Europe and artificial intelligence
In his installation, “The European Classes”, Dutch artist Constant Dullaart is looking for the collective European identity with the aid of so-called neural networks (ConvNets).  These image recognition networks are able to discern certain objects within photographs.  Dullaart has reprogrammed them to focus purely on European pictures.  His work asks how artificial intelligence can influence the image of Europe and perhaps even distort it.         


Nature remains

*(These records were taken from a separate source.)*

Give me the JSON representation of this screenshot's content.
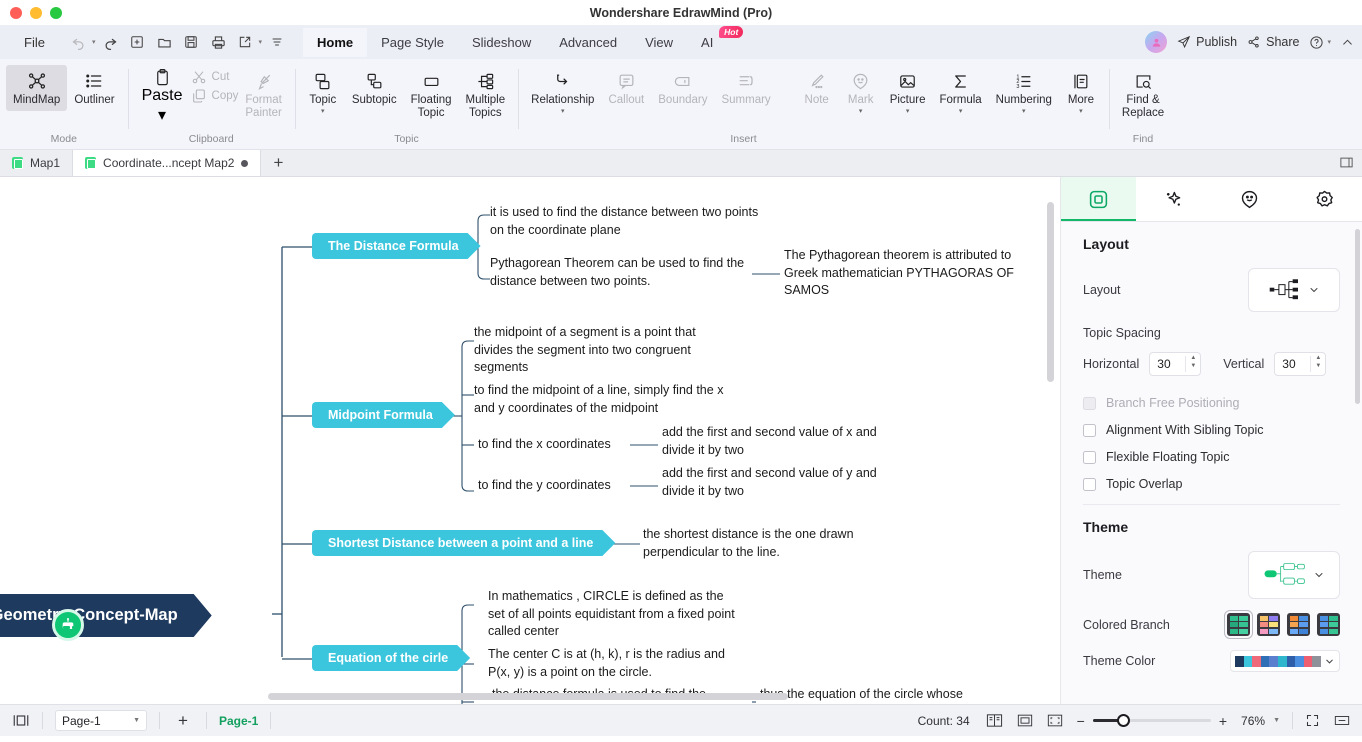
{
  "window": {
    "title": "Wondershare EdrawMind (Pro)",
    "traffic_lights": [
      "close",
      "minimize",
      "maximize"
    ]
  },
  "menubar": {
    "file_label": "File",
    "quick_access": [
      {
        "name": "undo-icon",
        "disabled": true
      },
      {
        "name": "redo-icon",
        "disabled": false
      },
      {
        "name": "new-icon",
        "disabled": false
      },
      {
        "name": "open-icon",
        "disabled": false
      },
      {
        "name": "save-icon",
        "disabled": false
      },
      {
        "name": "print-icon",
        "disabled": false
      },
      {
        "name": "export-icon",
        "disabled": false
      }
    ],
    "tabs": [
      {
        "label": "Home",
        "active": true
      },
      {
        "label": "Page Style",
        "active": false
      },
      {
        "label": "Slideshow",
        "active": false
      },
      {
        "label": "Advanced",
        "active": false
      },
      {
        "label": "View",
        "active": false
      },
      {
        "label": "AI",
        "active": false,
        "badge": "Hot"
      }
    ],
    "right": {
      "publish_label": "Publish",
      "share_label": "Share",
      "help_icon": "question-circle-icon",
      "collapse_icon": "chevron-up-icon"
    }
  },
  "ribbon": {
    "groups": [
      {
        "label": "Mode",
        "items": [
          {
            "label": "MindMap",
            "icon": "mindmap-icon",
            "selected": true,
            "disabled": false
          },
          {
            "label": "Outliner",
            "icon": "outliner-icon",
            "selected": false,
            "disabled": false
          }
        ]
      },
      {
        "label": "Clipboard",
        "items": [
          {
            "label": "Paste",
            "icon": "paste-icon",
            "dropdown": true,
            "disabled": false
          },
          {
            "label": "Cut",
            "icon": "scissors-icon",
            "disabled": true
          },
          {
            "label": "Copy",
            "icon": "copy-icon",
            "disabled": true
          },
          {
            "label": "Format\nPainter",
            "icon": "format-painter-icon",
            "disabled": true
          }
        ]
      },
      {
        "label": "Topic",
        "items": [
          {
            "label": "Topic",
            "icon": "topic-icon",
            "dropdown": true,
            "disabled": false
          },
          {
            "label": "Subtopic",
            "icon": "subtopic-icon",
            "disabled": false
          },
          {
            "label": "Floating\nTopic",
            "icon": "floating-topic-icon",
            "disabled": false
          },
          {
            "label": "Multiple\nTopics",
            "icon": "multiple-topics-icon",
            "disabled": false
          }
        ]
      },
      {
        "label": "Insert",
        "items": [
          {
            "label": "Relationship",
            "icon": "relationship-icon",
            "dropdown": true,
            "disabled": false
          },
          {
            "label": "Callout",
            "icon": "callout-icon",
            "disabled": true
          },
          {
            "label": "Boundary",
            "icon": "boundary-icon",
            "disabled": true
          },
          {
            "label": "Summary",
            "icon": "summary-icon",
            "disabled": true
          },
          {
            "label": "Note",
            "icon": "note-icon",
            "disabled": true
          },
          {
            "label": "Mark",
            "icon": "mark-icon",
            "dropdown": true,
            "disabled": true
          },
          {
            "label": "Picture",
            "icon": "picture-icon",
            "dropdown": true,
            "disabled": false
          },
          {
            "label": "Formula",
            "icon": "formula-icon",
            "dropdown": true,
            "disabled": false
          },
          {
            "label": "Numbering",
            "icon": "numbering-icon",
            "dropdown": true,
            "disabled": false
          },
          {
            "label": "More",
            "icon": "more-icon",
            "dropdown": true,
            "disabled": false
          }
        ]
      },
      {
        "label": "Find",
        "items": [
          {
            "label": "Find &\nReplace",
            "icon": "find-replace-icon",
            "disabled": false
          }
        ]
      }
    ]
  },
  "doctabs": {
    "tabs": [
      {
        "label": "Map1",
        "active": false,
        "modified": false
      },
      {
        "label": "Coordinate...ncept Map2",
        "active": true,
        "modified": true
      }
    ],
    "add_label": "+"
  },
  "mindmap": {
    "root": "e-Geometry-Concept-Map",
    "ai_icon": "ai-robot-icon",
    "branches": [
      {
        "title": "The Distance Formula",
        "children": [
          {
            "text": "it is used to find the distance between two points on the coordinate plane",
            "children": []
          },
          {
            "text": "Pythagorean Theorem can be used to find the distance between two points.",
            "children": [
              {
                "text": "The Pythagorean theorem is attributed to Greek mathematician PYTHAGORAS OF SAMOS"
              }
            ]
          }
        ]
      },
      {
        "title": "Midpoint Formula",
        "children": [
          {
            "text": "the midpoint of a segment is a point that divides the segment into two congruent segments",
            "children": []
          },
          {
            "text": "to find the midpoint of a line, simply find the x  and y coordinates of the midpoint",
            "children": []
          },
          {
            "text": "to find the x coordinates",
            "children": [
              {
                "text": "add the first and second value of x and divide it by two"
              }
            ]
          },
          {
            "text": "to find the y coordinates",
            "children": [
              {
                "text": "add the first and second value of y and divide it by two"
              }
            ]
          }
        ]
      },
      {
        "title": "Shortest Distance between a point and a line",
        "children": [
          {
            "text": "the shortest distance is the one drawn perpendicular to the line.",
            "children": []
          }
        ]
      },
      {
        "title": "Equation of the cirle",
        "children": [
          {
            "text": "In mathematics , CIRCLE is defined as the set of all points equidistant from a fixed point called center",
            "children": []
          },
          {
            "text": "The center C is at (h, k), r is the radius and P(x, y) is a point on the circle.",
            "children": []
          },
          {
            "text": "the distance formula is used to find the",
            "children": [
              {
                "text": "thus the equation of the circle whose"
              }
            ]
          }
        ]
      }
    ]
  },
  "panel": {
    "tabs": [
      {
        "icon": "layout-panel-icon",
        "active": true
      },
      {
        "icon": "ai-sparkle-icon",
        "active": false
      },
      {
        "icon": "smiley-icon",
        "active": false
      },
      {
        "icon": "gear-icon",
        "active": false
      }
    ],
    "layout_section": {
      "heading": "Layout",
      "layout_label": "Layout",
      "layout_value_icon": "tree-right-layout-icon",
      "topic_spacing_label": "Topic Spacing",
      "horizontal_label": "Horizontal",
      "horizontal_value": "30",
      "vertical_label": "Vertical",
      "vertical_value": "30",
      "checkboxes": [
        {
          "label": "Branch Free Positioning",
          "checked": false,
          "disabled": true
        },
        {
          "label": "Alignment With Sibling Topic",
          "checked": false,
          "disabled": false
        },
        {
          "label": "Flexible Floating Topic",
          "checked": false,
          "disabled": false
        },
        {
          "label": "Topic Overlap",
          "checked": false,
          "disabled": false
        }
      ]
    },
    "theme_section": {
      "heading": "Theme",
      "theme_label": "Theme",
      "theme_preview_icon": "theme-preview-icon",
      "colored_branch_label": "Colored Branch",
      "colored_branch_options": [
        {
          "name": "green-palette",
          "selected": true,
          "colors": [
            "#2fbf8f",
            "#3ecb9a",
            "#24a87c",
            "#37c493",
            "#2bb887",
            "#45d0a2"
          ]
        },
        {
          "name": "pastel-palette",
          "selected": false,
          "colors": [
            "#f6c36a",
            "#f28b82",
            "#8e7cf0",
            "#f9e07a",
            "#f59ac0",
            "#7bb8f5"
          ]
        },
        {
          "name": "orange-blue-palette",
          "selected": false,
          "colors": [
            "#f08a36",
            "#f5a34f",
            "#4a90e2",
            "#5b9bf0",
            "#6aa9f5",
            "#3f83d8"
          ]
        },
        {
          "name": "blue-green-palette",
          "selected": false,
          "colors": [
            "#4a90e2",
            "#5b9bf0",
            "#2fbf8f",
            "#3ecb9a",
            "#4a90e2",
            "#37c493"
          ]
        }
      ],
      "theme_color_label": "Theme Color",
      "theme_color_swatches": [
        "#1e3a5f",
        "#3cc6dd",
        "#ef6b7a",
        "#2f6fb5",
        "#5b7fcf",
        "#2fb5cc",
        "#2f5fa8",
        "#4a8ee0",
        "#ef5f72",
        "#8f9298"
      ]
    }
  },
  "statusbar": {
    "view_icon": "page-view-icon",
    "page_select_value": "Page-1",
    "add_page_label": "+",
    "active_page": "Page-1",
    "count_label": "Count: 34",
    "icons": [
      "split-view-icon",
      "fit-page-icon",
      "fullscreen-icon"
    ],
    "zoom_minus": "−",
    "zoom_plus": "+",
    "zoom_value": "76%",
    "right_icons": [
      "fit-screen-icon",
      "fit-width-icon"
    ]
  }
}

On the island of Spitzbergen the Global Crop Diversity Trust collects various seed samples at the Svalbard Global Seed Vault.  The tapestry “A World in Waiting” created by artists IC-98 and Kutsaa Saksi depicts what the seed vault will accomplish over the next 2,000 years.  The Finnish duo IC-98 is renowned for its animated films portraying landscapes shaped by technology.  Kutsaa Saksi is a textile artist and designer.  In her piece “A World in Waiting” humanity has already been committed to history but its effects are plain to see.  Plants from around the world sprout up in lush forests and real seeds have been woven into the tapestry's material.


The disappearance of a world we assumed to be safe

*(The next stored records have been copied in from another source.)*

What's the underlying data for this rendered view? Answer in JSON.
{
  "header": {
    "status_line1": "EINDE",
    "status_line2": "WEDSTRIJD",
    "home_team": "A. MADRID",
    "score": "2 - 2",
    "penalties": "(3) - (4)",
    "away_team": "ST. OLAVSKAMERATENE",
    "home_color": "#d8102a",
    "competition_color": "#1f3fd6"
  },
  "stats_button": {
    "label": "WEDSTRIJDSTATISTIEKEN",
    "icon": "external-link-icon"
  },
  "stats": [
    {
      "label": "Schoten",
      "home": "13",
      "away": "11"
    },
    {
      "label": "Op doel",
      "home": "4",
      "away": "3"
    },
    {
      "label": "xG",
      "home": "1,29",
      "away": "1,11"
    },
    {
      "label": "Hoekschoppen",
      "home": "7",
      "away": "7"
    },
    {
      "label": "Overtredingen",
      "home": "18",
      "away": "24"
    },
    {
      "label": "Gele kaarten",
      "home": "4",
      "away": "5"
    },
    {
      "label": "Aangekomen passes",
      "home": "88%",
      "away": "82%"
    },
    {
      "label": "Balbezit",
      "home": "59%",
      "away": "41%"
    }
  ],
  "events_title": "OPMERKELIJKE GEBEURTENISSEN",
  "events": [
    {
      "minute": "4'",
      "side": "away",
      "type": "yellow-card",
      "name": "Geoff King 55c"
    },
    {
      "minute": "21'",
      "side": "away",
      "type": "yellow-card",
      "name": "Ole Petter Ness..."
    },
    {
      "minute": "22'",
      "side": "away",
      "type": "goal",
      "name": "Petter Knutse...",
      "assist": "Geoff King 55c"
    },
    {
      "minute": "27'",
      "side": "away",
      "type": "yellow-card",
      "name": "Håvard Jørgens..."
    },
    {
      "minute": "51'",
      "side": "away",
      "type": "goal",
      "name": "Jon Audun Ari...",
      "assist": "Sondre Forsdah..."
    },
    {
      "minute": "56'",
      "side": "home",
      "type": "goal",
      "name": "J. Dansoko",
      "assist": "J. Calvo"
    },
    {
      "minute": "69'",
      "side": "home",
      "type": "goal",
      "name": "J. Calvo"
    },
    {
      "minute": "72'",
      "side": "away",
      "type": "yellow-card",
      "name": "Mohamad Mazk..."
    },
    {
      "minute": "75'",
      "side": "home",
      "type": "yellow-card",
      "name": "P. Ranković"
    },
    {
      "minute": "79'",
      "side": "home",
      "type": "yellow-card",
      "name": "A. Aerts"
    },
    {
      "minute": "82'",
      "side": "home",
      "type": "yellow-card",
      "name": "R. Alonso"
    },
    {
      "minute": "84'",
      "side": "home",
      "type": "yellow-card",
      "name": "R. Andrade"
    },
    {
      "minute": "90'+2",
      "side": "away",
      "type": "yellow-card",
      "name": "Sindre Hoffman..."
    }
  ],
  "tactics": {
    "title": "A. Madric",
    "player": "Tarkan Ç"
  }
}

“Let me See It” by Italian film maker Rosa Barba tells the story of a man who is losing his sight.  A friend helps him to make a mental note of all the objects in his house.  The images depicted in the film are a metaphor for the disappearance of a world we assumed to be safe as Europe had been for several decades.  The multimedia artist Rosa Barba, who lives in Berlin, has created a work comprising of films, installations and sculptures.  She dispenses with the traditional methods of storytelling used in most films and in doing so creates truly atmospheric works of art.  The language and concept of time are key elements in her work.

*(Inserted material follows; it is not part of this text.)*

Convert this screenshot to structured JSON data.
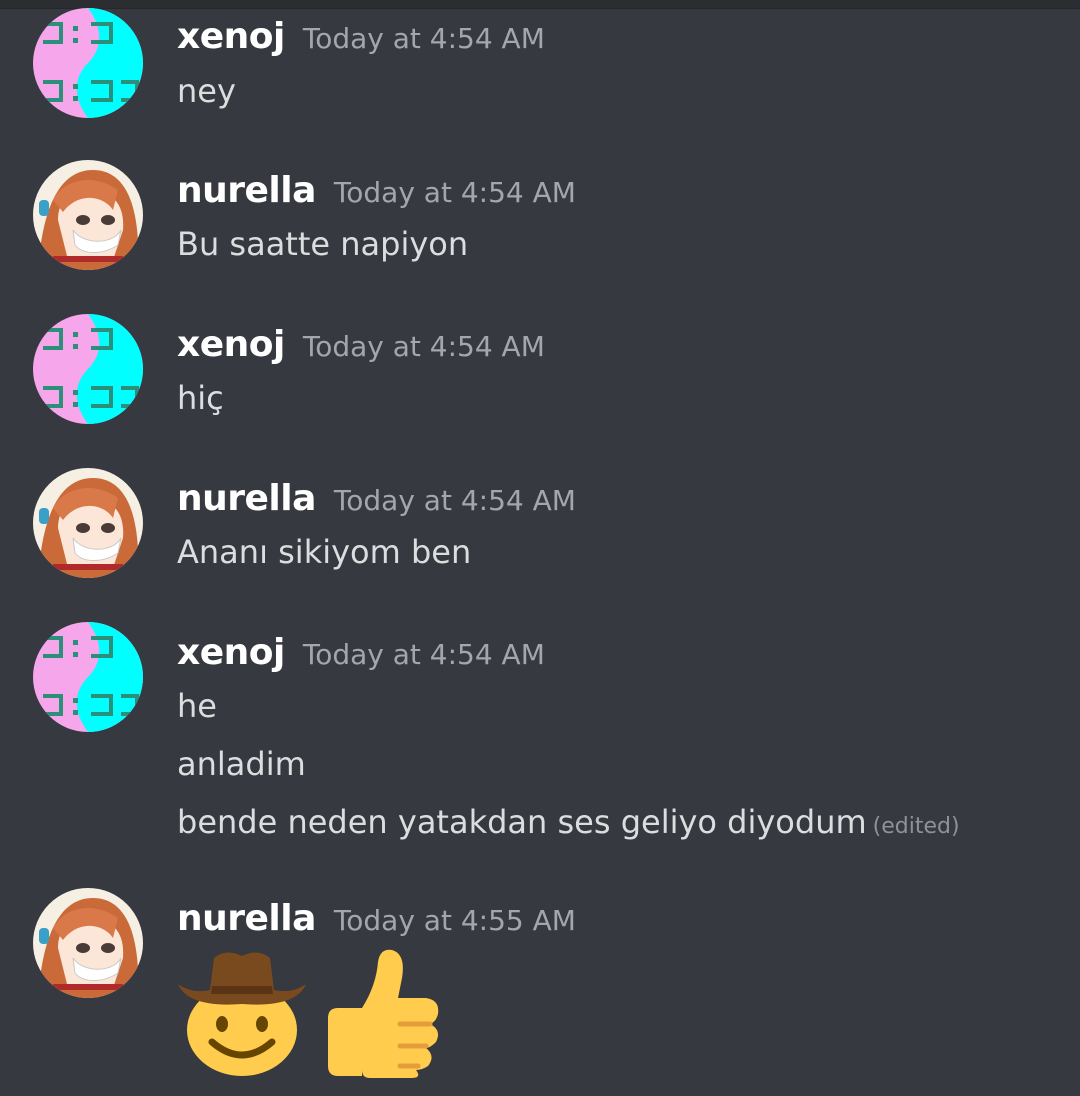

Made from sugar
Sugar, that sweetest of vices, has historically been considered a symbol of power and wealth.  The artists from the British collective AVM Curiosities were inspired by this luxury commodity as well as European architectural heritage to create the sculpture “Alabaster Ruins”.  They combined sheets of sugar, produced according to recipes from the 17th century, with contemporary 3D printing.  In this way they were able to bring together fragments from English Tudor, French Gothic, German Baroque and Classical Greek structures.  The sugar forms were produced using items from the Victoria & Albert Museum's collection as templates – ephemerality and the desire to preserve are both reflected in the work.                


The installation “Mysteries of Lost Civilisations” sounds like something out of an Indiana Jones film: in the year 4017 archaeologists discover a huge metal plate whose function and origin is unclear.  The plate is covered with relief printings, seemingly deformed but are actually motifs from everyday life.  To create this piece Taiwanese artist Tu Wei-Cheng combined moulding, casting and corrosion methods.  With the aid of these supposed relics he asks us to consider the possible events over the next 2,000 years, which would lead to the discovery of such a cultural relic.  War?  Natural disasters? Or simply time?